**What you should do**
Copy the following data exactly and drop the pictures.
┌─ Records provided
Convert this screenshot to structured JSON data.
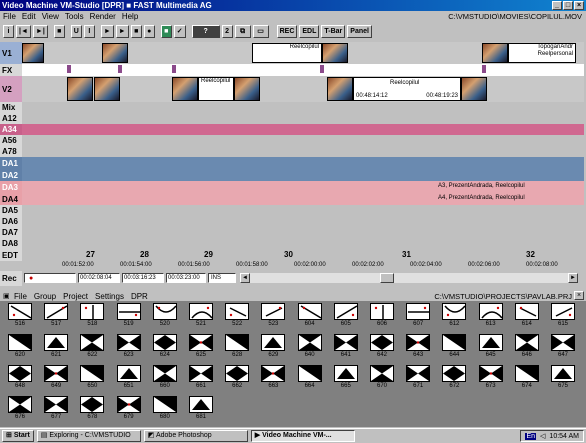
{
  "window": {
    "title": "Video Machine   VM-Studio  [DPR]  ■  FAST Multimedia AG",
    "menus": [
      "File",
      "Edit",
      "View",
      "Tools",
      "Render",
      "Help"
    ],
    "path": "C:\\VMSTUDIO\\MOVIES\\COPILUL.MOV"
  },
  "toolbar": {
    "buttons": [
      "i",
      "|◄",
      "►|",
      "■",
      "U",
      "I",
      "►",
      "►",
      "■",
      "●",
      "■",
      "✓",
      "?",
      "2",
      "REC",
      "EDL",
      "T-Bar",
      "Panel"
    ]
  },
  "timeline": {
    "tracks": [
      "V1",
      "FX",
      "V2",
      "Mix",
      "A12",
      "A34",
      "A56",
      "A78",
      "DA1",
      "DA2",
      "DA3",
      "DA4",
      "DA5",
      "DA6",
      "DA7",
      "DA8",
      "EDT",
      "Rec"
    ],
    "clips": {
      "v1_a": "Reelcopilul",
      "v1_b": "TopoganAndr",
      "v1_c": "Reelpersonal",
      "v2_a": "Reelcopilul",
      "v2_b": "Reelcopilul",
      "v2_tc1": "00:48:14:12",
      "v2_tc2": "00:48:19:23",
      "da3": "A3, PrezentAndrada, Reelcopilul",
      "da4": "A4, PrezentAndrada, Reelcopilul"
    },
    "ruler_numbers": [
      "27",
      "28",
      "29",
      "30",
      "31",
      "32"
    ],
    "timecodes": [
      "00:01:52:00",
      "00:01:54:00",
      "00:01:56:00",
      "00:01:58:00",
      "00:02:00:00",
      "00:02:02:00",
      "00:02:04:00",
      "00:02:06:00",
      "00:02:08:00"
    ],
    "rec": {
      "in": "00:02:08:04",
      "out": "00:03:16:23",
      "dur": "00:03:23:00",
      "mode": "INS"
    }
  },
  "projects": {
    "menus": [
      "File",
      "Group",
      "Project",
      "Settings",
      "DPR"
    ],
    "path": "C:\\VMSTUDIO\\PROJECTS\\PAVLAB.PRJ",
    "effects": [
      [
        "516",
        "517",
        "518",
        "519",
        "520",
        "521",
        "522",
        "523",
        "604",
        "605",
        "606",
        "607",
        "612",
        "613",
        "614",
        "615"
      ],
      [
        "620",
        "621",
        "622",
        "623",
        "624",
        "625",
        "628",
        "629",
        "640",
        "641",
        "642",
        "643",
        "644",
        "645",
        "646",
        "647"
      ],
      [
        "648",
        "649",
        "650",
        "651",
        "660",
        "661",
        "662",
        "663",
        "664",
        "665",
        "670",
        "671",
        "672",
        "673",
        "674",
        "675"
      ],
      [
        "676",
        "677",
        "678",
        "679",
        "680",
        "681"
      ]
    ]
  },
  "taskbar": {
    "start": "Start",
    "tasks": [
      "Exploring - C:\\VMSTUDIO",
      "Adobe Photoshop",
      "Video Machine   VM-..."
    ],
    "lang": "En",
    "time": "10:54 AM"
  }
}
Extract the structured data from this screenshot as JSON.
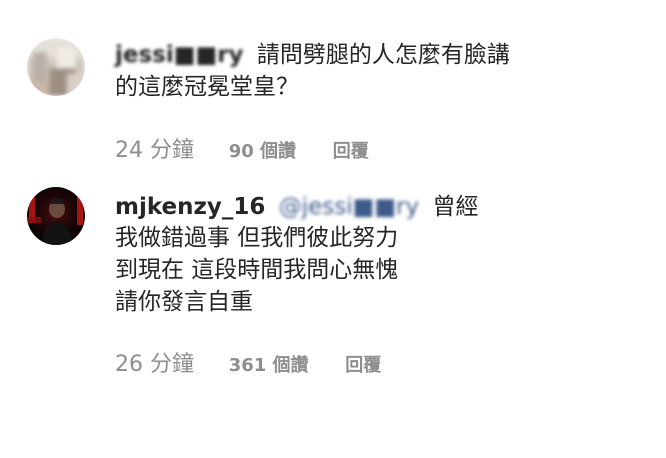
{
  "comments": [
    {
      "username": "jessi■■ry",
      "text_first": "請問劈腿的人怎麼有臉講",
      "text_lines": [
        "的這麼冠冕堂皇？"
      ],
      "time": "24 分鐘",
      "likes": "90 個讚",
      "reply": "回覆"
    },
    {
      "username": "mjkenzy_16",
      "mention": "@jessi■■ry",
      "text_first": "曾經",
      "text_lines": [
        "我做錯過事 但我們彼此努力",
        "到現在 這段時間我問心無愧",
        "請你發言自重"
      ],
      "time": "26 分鐘",
      "likes": "361 個讚",
      "reply": "回覆"
    }
  ],
  "colors": {
    "text": "#262626",
    "meta": "#8e8e8e",
    "mention": "#3d5a8a"
  }
}
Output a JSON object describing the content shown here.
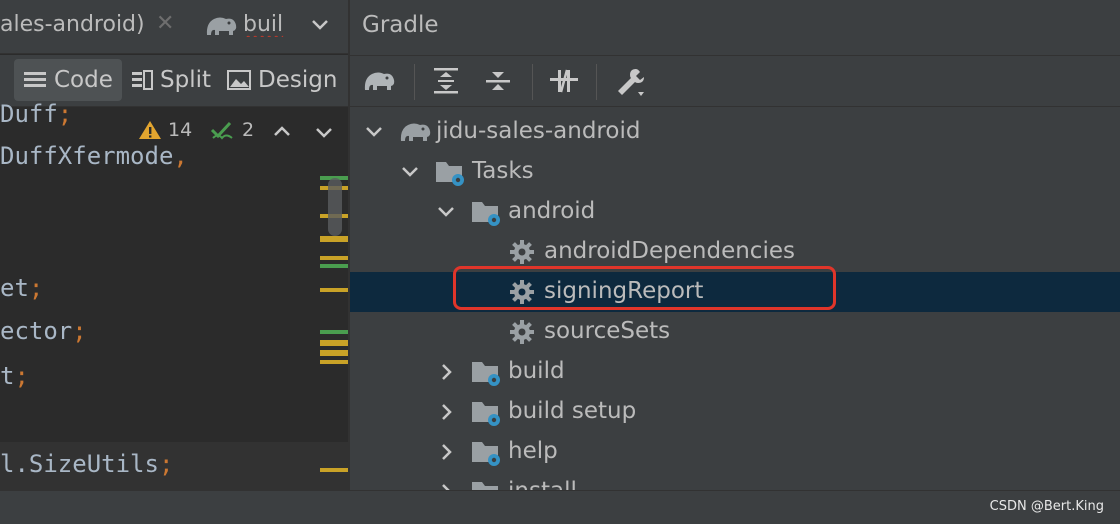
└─
**Result**
Convert this screenshot to structured JSON data.
{
  "window": {
    "title": "Video Machine   VM-Studio  [DPR]  ■  FAST Multimedia AG",
    "menus": [
      "File",
      "Edit",
      "View",
      "Tools",
      "Render",
      "Help"
    ],
    "path": "C:\\VMSTUDIO\\MOVIES\\COPILUL.MOV"
  },
  "toolbar": {
    "buttons": [
      "i",
      "|◄",
      "►|",
      "■",
      "U",
      "I",
      "►",
      "►",
      "■",
      "●",
      "■",
      "✓",
      "?",
      "2",
      "REC",
      "EDL",
      "T-Bar",
      "Panel"
    ]
  },
  "timeline": {
    "tracks": [
      "V1",
      "FX",
      "V2",
      "Mix",
      "A12",
      "A34",
      "A56",
      "A78",
      "DA1",
      "DA2",
      "DA3",
      "DA4",
      "DA5",
      "DA6",
      "DA7",
      "DA8",
      "EDT",
      "Rec"
    ],
    "clips": {
      "v1_a": "Reelcopilul",
      "v1_b": "TopoganAndr",
      "v1_c": "Reelpersonal",
      "v2_a": "Reelcopilul",
      "v2_b": "Reelcopilul",
      "v2_tc1": "00:48:14:12",
      "v2_tc2": "00:48:19:23",
      "da3": "A3, PrezentAndrada, Reelcopilul",
      "da4": "A4, PrezentAndrada, Reelcopilul"
    },
    "ruler_numbers": [
      "27",
      "28",
      "29",
      "30",
      "31",
      "32"
    ],
    "timecodes": [
      "00:01:52:00",
      "00:01:54:00",
      "00:01:56:00",
      "00:01:58:00",
      "00:02:00:00",
      "00:02:02:00",
      "00:02:04:00",
      "00:02:06:00",
      "00:02:08:00"
    ],
    "rec": {
      "in": "00:02:08:04",
      "out": "00:03:16:23",
      "dur": "00:03:23:00",
      "mode": "INS"
    }
  },
  "projects": {
    "menus": [
      "File",
      "Group",
      "Project",
      "Settings",
      "DPR"
    ],
    "path": "C:\\VMSTUDIO\\PROJECTS\\PAVLAB.PRJ",
    "effects": [
      [
        "516",
        "517",
        "518",
        "519",
        "520",
        "521",
        "522",
        "523",
        "604",
        "605",
        "606",
        "607",
        "612",
        "613",
        "614",
        "615"
      ],
      [
        "620",
        "621",
        "622",
        "623",
        "624",
        "625",
        "628",
        "629",
        "640",
        "641",
        "642",
        "643",
        "644",
        "645",
        "646",
        "647"
      ],
      [
        "648",
        "649",
        "650",
        "651",
        "660",
        "661",
        "662",
        "663",
        "664",
        "665",
        "670",
        "671",
        "672",
        "673",
        "674",
        "675"
      ],
      [
        "676",
        "677",
        "678",
        "679",
        "680",
        "681"
      ]
    ]
  },
  "taskbar": {
    "start": "Start",
    "tasks": [
      "Exploring - C:\\VMSTUDIO",
      "Adobe Photoshop",
      "Video Machine   VM-..."
    ],
    "lang": "En",
    "time": "10:54 AM"
  }
}
Extract the structured data from this screenshot as JSON.
{
  "comments": [
    {
      "username": "jessi■■ry",
      "text_first": "請問劈腿的人怎麼有臉講",
      "text_lines": [
        "的這麼冠冕堂皇？"
      ],
      "time": "24 分鐘",
      "likes": "90 個讚",
      "reply": "回覆"
    },
    {
      "username": "mjkenzy_16",
      "mention": "@jessi■■ry",
      "text_first": "曾經",
      "text_lines": [
        "我做錯過事 但我們彼此努力",
        "到現在 這段時間我問心無愧",
        "請你發言自重"
      ],
      "time": "26 分鐘",
      "likes": "361 個讚",
      "reply": "回覆"
    }
  ],
  "colors": {
    "text": "#262626",
    "meta": "#8e8e8e",
    "mention": "#3d5a8a"
  }
}
Output a JSON object describing the content shown here.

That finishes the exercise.